Heres a link (http://artsci.shu.edu/biology/Student%20Pages/Kyle%20Keenan/eye/lensmovementnrve.html) explaining how the eye focuses

casstony
13-07-2007, 06:17 PM
Geoff, my understanding from reading Roland's posts is that by keeping the incoming rays of light parallel as they enter the eye you allow the lens to maintain the shape necessary for distance vision. At infinity focus the rays are parallel, and by using 1.5 diopter reading glasses the rays entering the eye are roughly parallel for close vision. Like Mike said we need an expert on board.

I tend to have faith in Ronland's posts since he's been building refractors for a long time.

Solanum
14-07-2007, 08:25 PM
I suspect this is wrong.

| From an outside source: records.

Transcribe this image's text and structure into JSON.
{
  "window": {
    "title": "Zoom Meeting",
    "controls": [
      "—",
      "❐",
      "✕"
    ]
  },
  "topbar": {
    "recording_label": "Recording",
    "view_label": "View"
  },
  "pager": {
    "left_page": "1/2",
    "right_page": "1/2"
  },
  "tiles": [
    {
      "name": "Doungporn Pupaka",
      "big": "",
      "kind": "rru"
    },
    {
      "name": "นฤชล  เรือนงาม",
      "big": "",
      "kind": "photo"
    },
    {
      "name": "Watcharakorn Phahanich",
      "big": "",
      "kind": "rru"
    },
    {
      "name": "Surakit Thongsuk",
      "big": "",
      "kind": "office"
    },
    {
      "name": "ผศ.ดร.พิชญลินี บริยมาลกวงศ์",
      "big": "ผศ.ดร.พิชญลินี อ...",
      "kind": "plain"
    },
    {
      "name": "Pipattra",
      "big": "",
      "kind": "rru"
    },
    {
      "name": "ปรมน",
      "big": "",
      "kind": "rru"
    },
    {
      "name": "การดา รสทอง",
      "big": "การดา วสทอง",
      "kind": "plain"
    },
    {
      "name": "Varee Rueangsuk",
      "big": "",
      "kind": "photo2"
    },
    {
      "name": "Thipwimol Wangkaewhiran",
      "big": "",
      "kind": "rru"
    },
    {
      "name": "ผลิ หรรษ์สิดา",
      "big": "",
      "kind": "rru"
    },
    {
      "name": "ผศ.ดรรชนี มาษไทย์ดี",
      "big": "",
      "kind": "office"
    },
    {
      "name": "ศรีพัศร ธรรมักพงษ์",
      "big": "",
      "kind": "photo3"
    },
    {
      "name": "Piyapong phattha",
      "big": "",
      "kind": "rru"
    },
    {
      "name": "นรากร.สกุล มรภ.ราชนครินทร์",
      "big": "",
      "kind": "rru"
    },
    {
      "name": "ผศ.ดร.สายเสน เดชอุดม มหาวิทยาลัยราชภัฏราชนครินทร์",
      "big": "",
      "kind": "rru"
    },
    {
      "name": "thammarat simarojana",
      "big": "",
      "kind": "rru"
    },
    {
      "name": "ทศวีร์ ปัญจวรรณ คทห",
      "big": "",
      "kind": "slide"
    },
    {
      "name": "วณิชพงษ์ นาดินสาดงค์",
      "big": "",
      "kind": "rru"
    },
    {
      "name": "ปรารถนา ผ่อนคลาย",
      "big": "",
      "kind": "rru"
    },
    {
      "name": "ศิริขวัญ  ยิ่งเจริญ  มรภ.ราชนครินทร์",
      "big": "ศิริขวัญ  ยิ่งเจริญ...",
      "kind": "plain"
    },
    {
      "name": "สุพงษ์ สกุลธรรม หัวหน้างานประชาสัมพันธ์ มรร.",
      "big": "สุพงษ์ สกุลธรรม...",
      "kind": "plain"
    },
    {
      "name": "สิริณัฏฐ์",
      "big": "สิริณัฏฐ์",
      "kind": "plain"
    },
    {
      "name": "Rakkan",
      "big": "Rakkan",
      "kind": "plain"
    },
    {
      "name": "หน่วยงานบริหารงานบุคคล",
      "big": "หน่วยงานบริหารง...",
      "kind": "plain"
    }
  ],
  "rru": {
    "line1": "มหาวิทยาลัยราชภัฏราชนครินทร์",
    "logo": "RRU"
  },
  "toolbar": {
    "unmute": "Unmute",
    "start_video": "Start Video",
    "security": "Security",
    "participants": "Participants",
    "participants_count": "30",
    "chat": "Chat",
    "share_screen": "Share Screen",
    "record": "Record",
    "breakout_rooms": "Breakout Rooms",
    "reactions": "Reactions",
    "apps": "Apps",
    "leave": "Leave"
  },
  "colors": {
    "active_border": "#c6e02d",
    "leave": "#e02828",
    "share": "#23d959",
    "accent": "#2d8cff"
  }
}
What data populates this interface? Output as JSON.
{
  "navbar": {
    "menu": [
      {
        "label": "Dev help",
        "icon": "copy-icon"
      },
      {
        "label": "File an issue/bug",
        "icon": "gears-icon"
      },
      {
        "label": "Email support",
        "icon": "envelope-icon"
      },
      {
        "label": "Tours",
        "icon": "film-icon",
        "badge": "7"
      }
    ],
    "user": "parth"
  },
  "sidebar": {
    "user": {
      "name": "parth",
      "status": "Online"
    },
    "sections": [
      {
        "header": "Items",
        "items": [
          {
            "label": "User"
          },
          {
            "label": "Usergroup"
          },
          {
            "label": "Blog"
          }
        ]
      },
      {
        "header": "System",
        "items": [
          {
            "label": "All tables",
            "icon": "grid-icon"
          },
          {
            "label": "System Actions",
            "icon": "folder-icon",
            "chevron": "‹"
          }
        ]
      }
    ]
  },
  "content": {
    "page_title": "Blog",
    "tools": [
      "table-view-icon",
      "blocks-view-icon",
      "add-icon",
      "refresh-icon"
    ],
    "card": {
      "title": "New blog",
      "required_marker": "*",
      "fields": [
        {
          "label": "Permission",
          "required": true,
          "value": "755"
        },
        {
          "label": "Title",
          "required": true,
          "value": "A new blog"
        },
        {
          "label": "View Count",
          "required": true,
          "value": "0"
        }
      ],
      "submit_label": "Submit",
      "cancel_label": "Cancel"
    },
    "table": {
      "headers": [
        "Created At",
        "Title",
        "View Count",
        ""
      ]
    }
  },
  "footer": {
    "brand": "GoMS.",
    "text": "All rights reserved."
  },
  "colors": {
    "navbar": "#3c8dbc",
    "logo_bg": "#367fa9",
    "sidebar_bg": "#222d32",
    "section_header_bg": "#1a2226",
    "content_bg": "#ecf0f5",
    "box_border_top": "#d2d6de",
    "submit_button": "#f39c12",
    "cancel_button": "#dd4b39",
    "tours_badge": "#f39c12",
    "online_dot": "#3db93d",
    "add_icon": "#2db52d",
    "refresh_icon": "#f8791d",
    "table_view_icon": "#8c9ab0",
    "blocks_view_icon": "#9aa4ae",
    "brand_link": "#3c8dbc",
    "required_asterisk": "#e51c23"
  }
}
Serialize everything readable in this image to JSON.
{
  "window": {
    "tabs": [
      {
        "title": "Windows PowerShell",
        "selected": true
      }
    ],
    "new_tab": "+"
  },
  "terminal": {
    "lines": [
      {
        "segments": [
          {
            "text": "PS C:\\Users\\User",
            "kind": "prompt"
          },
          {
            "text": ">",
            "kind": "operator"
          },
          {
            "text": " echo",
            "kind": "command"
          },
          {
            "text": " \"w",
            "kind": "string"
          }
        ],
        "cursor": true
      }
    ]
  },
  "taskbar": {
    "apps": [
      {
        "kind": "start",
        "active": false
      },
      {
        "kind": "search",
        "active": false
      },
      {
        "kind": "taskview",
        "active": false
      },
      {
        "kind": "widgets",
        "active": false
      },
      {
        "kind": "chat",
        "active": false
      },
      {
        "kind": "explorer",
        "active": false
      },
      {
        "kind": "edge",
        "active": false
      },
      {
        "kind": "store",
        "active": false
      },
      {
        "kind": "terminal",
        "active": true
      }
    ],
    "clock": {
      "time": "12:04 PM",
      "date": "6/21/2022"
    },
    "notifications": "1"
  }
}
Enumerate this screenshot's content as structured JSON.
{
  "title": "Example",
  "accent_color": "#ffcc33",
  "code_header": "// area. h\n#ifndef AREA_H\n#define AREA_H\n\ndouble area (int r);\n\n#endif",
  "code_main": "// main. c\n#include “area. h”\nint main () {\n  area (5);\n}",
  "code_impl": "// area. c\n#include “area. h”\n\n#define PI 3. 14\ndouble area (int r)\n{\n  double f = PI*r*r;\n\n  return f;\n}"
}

Relatively recently the prescriptions given to children have been changed because this principle (use a dioptre slightly off what is required to encourage growth in the right direction) was used to try and help childrens' eyes (that are still changing), but it has been found that it has the reverse effect.

I'm no expert and might be wrong, but I'd say definitely get the advice of a practising ophthalmologist before trying this as you don't want to screw up your eyesight, especially if it is already poor.

Miaplacidus
15-07-2007, 01:18 AM
A contentious question in optometry, this. The observation that the old practice of undercorrecting for juvenile myopia has now been superceded by the practice of correctly matching the degree of myopia is generally correct. At least, I think so. The interesting point about all this is that the number of studies is minuscule, and the ones that have been performed have been conducted on laughably small numbers. (Be honest, would you want your child to be a guinea pig?)

As far as I understand it, the issue is sort of about "accommodation spasm" (of the ciliary muscle that controls the degree of deformation of the lens) and whether this leads to enduring short-sightedness in later life and will then demand permanent treatment with standard corrective lenses, or in fact whether this can be "trained out" of children by using different ("opposite") lenses that will temporarily exacerbate the problem. Behavioural optometry. I think the profession is pretty much divided. There is a majority of skeptical optometrists who don't believe in it, who point out that most myopes simply have relatively elongated eyeballs and not much of a problem with the lens per se. Being by nature skeptical they don't make much effort to become familiar with the nitty gritty of the opposing theory. On the other side is a minority of practitioners who obviously know the details about how their theory is meant to work and who specialize in this area. They also have cultivated a clientele base that they don't want to jeopardize.

No one is unbiased, facts are few, vested interests muddy the waters.

Now, who out there believes in homeopathy?

Cheers,

Brian.

PS Not me, some other Brian. Throw your tomatoes at him.

Solanum
15-07-2007, 06:16 AM
Ah, well there are now some fairly large studies of homoeopathy that show no benefit. I used to have an open mind on the matter for a biologist (well botanist), but evidence is evidence and I'm afraid I don't go for the argument that the reason for that is because homoeopathy needs the personal touch of the practician and therefore can't be tested. Plus of course, there is nothing in the homoeopathic tablets!

Miaplacidus
15-07-2007, 09:48 AM
Well said. (I just didn't want to be the one to say it.)

KG8
28-07-2007, 06:01 AM
I'd believe it off hand as I'm into these alternate techniques. A while ago I began using Epsom salts to flush out liver stones and have seen the evidence in the bowl myself. Also no more of those terrible stomach cramps as stones work their way down. Both the neighbor's wife and a mate's daughter went to the hospital with stones recently and they cut their gall bladders out! There is no money to be made from advocating Epsom salts I am afraid LOL' I was a bit concerned about the salts at first and did a search on-line about them. It turns out doctors regularly inject them into patients as a relaxant so it can't be that bad to take orally.